START MATERIAL SUPPLIED
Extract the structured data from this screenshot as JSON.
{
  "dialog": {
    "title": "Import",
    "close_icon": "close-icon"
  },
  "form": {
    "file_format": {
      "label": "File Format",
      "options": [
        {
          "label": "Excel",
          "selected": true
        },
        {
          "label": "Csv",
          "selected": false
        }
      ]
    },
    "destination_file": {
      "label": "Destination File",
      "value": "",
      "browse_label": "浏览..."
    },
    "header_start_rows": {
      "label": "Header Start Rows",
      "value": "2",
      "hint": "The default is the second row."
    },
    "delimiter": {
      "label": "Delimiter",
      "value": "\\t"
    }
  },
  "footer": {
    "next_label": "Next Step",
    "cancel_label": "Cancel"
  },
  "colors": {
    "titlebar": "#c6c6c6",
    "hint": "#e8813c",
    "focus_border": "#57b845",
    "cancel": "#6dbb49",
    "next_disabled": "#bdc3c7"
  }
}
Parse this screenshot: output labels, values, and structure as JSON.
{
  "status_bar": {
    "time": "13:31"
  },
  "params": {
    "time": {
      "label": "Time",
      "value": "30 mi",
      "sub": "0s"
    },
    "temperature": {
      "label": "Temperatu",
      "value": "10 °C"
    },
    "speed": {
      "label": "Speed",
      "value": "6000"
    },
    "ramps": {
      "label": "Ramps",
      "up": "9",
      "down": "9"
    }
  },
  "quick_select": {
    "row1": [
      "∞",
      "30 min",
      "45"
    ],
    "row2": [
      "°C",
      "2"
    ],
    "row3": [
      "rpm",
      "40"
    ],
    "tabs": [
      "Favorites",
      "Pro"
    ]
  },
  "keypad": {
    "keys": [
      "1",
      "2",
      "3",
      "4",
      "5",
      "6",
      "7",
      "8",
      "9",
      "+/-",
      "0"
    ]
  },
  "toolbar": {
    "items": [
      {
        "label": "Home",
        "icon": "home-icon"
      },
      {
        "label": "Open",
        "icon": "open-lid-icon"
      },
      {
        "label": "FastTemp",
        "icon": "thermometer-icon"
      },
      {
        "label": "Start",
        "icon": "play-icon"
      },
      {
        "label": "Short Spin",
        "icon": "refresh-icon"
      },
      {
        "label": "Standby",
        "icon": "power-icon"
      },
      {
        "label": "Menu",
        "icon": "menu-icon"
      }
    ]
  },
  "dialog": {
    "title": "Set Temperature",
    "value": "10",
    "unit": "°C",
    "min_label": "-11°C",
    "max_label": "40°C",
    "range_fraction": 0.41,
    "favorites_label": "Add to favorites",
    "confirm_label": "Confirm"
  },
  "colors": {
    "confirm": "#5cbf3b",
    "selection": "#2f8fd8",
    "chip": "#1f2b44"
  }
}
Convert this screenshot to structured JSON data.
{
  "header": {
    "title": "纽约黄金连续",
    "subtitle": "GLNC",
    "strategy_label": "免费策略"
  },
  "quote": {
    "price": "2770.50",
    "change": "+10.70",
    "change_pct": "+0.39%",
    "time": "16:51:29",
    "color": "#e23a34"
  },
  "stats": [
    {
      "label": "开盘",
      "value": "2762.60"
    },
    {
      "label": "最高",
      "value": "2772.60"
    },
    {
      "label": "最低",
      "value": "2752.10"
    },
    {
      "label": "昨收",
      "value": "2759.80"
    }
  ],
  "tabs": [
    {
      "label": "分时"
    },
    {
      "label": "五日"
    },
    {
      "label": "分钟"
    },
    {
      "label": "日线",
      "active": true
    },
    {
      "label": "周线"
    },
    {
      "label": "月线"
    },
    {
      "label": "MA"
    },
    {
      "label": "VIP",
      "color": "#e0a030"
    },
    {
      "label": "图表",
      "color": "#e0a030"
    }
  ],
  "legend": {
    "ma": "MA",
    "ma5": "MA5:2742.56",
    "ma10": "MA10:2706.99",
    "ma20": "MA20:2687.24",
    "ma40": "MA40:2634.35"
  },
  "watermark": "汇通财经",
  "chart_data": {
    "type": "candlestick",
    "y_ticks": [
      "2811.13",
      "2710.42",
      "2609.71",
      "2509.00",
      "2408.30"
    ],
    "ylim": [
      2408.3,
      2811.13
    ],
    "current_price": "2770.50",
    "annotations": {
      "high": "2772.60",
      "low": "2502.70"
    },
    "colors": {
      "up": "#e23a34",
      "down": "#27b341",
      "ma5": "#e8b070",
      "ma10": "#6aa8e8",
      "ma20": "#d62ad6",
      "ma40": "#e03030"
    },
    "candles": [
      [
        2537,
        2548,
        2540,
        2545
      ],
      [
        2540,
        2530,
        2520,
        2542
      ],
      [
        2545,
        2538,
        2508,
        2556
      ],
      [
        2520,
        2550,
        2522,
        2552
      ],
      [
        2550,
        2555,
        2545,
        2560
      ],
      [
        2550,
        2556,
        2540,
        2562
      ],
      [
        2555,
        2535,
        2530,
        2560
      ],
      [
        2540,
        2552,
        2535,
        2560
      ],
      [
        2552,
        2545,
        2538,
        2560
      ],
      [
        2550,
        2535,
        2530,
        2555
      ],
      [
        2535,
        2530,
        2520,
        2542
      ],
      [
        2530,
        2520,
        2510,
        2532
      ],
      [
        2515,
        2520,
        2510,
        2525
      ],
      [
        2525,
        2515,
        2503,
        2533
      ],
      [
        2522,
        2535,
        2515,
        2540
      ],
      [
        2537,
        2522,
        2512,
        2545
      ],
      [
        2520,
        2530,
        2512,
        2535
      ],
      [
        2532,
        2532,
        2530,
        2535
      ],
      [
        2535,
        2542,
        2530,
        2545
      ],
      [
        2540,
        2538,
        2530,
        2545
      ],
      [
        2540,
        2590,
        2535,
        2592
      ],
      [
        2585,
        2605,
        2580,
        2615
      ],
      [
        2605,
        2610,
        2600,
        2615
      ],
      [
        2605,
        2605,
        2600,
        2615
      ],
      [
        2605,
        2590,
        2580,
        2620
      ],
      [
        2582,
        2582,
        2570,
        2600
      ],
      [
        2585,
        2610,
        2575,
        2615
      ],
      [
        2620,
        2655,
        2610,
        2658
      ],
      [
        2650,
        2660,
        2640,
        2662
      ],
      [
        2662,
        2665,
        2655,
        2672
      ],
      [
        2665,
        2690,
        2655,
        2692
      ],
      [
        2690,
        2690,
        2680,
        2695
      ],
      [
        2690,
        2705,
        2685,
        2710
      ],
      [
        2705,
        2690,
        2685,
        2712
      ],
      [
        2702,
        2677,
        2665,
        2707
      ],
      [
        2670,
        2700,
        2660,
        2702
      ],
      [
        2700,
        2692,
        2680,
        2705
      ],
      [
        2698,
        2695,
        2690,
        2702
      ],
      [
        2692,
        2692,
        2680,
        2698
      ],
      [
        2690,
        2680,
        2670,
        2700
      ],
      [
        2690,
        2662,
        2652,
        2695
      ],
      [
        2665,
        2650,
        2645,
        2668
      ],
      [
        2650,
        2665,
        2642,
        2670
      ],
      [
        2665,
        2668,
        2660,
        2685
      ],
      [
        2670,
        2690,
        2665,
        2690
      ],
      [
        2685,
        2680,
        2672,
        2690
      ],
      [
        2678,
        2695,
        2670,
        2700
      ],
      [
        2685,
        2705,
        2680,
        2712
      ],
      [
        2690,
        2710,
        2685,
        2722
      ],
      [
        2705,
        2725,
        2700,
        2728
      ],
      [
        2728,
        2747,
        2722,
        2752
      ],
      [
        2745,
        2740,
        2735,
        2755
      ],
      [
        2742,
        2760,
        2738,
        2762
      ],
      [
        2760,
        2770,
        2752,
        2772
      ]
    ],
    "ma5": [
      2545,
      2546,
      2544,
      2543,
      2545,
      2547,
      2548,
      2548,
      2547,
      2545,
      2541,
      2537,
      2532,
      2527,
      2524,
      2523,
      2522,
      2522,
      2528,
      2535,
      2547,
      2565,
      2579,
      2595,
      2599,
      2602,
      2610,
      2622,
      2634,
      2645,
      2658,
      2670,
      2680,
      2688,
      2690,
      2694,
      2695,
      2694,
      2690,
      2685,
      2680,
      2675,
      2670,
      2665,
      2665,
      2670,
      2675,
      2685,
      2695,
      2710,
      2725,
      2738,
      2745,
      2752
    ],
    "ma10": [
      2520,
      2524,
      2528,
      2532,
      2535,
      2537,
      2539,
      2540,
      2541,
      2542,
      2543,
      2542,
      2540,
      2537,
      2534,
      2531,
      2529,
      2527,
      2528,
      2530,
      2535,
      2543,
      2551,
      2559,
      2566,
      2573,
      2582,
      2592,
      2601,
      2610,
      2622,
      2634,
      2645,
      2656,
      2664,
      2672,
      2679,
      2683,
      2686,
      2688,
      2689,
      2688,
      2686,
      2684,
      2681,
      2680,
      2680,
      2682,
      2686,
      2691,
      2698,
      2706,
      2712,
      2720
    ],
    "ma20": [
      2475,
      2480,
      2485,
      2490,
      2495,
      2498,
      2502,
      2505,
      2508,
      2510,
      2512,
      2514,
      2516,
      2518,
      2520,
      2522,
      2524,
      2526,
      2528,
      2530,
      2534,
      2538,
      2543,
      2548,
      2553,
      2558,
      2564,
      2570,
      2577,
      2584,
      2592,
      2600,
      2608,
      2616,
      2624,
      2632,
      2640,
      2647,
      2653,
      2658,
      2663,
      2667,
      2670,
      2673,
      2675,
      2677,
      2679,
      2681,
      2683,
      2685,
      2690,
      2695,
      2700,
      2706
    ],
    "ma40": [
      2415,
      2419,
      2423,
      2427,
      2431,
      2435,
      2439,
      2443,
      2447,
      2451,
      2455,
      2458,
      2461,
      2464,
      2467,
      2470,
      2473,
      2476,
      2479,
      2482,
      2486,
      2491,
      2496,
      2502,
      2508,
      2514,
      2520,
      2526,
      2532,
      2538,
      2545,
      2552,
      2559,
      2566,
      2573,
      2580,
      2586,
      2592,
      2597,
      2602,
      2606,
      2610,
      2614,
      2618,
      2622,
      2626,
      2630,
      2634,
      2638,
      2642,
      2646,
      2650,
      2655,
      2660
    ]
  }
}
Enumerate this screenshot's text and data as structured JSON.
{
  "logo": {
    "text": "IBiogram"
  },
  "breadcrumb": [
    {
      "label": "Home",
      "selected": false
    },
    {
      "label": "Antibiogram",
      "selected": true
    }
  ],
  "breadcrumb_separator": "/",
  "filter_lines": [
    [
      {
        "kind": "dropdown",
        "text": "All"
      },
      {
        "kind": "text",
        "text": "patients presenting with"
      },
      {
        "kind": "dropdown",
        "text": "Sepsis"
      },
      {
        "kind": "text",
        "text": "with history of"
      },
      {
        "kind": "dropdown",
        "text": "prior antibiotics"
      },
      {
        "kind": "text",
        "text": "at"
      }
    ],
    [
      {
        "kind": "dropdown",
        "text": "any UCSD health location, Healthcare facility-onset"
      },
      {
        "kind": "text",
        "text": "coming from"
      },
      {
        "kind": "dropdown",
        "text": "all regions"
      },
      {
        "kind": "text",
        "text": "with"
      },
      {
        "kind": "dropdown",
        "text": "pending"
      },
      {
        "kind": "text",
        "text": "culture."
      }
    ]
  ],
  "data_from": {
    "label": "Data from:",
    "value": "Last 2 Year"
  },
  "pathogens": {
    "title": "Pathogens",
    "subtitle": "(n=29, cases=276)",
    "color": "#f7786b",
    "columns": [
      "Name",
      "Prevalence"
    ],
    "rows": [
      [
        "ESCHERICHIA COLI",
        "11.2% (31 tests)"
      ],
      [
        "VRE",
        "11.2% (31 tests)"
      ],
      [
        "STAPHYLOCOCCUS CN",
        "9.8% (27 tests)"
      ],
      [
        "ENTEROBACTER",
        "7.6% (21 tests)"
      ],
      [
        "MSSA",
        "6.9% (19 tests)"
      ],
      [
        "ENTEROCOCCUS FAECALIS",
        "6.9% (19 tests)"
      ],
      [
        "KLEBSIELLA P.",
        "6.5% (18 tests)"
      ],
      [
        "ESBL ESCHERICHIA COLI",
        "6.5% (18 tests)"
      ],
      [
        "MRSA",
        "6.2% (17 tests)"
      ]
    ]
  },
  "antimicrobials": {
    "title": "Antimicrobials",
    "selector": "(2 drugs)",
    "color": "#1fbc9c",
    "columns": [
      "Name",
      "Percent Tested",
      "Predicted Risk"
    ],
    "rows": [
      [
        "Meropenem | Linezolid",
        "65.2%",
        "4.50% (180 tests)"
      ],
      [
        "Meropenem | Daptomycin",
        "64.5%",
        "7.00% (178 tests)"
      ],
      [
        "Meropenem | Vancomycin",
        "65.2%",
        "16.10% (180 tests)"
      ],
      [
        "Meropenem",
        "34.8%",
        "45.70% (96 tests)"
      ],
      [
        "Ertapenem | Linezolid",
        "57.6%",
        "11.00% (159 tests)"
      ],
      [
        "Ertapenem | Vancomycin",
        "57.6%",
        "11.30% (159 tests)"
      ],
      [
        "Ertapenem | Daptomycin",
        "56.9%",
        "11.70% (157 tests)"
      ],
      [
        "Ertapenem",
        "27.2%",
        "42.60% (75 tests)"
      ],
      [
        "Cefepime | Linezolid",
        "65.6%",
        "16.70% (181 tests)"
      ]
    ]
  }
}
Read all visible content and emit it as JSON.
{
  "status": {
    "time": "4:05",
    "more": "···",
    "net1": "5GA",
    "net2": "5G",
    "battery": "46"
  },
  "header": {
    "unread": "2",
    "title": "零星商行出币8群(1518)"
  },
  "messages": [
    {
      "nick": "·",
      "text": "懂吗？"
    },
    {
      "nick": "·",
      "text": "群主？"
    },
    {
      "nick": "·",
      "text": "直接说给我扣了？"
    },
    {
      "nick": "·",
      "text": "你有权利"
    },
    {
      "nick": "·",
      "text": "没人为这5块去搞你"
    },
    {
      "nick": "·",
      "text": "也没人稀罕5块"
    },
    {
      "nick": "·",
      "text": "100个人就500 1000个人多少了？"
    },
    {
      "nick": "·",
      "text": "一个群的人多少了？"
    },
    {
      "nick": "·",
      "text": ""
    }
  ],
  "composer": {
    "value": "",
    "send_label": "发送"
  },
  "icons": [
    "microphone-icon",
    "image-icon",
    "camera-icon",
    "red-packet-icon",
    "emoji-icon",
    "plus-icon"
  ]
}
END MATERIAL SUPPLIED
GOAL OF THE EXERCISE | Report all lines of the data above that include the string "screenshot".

RESULT |
Extract the structured data from this screenshot as JSON.
Parse this screenshot: output labels, values, and structure as JSON.
Convert this screenshot to structured JSON data.
Enumerate this screenshot's text and data as structured JSON.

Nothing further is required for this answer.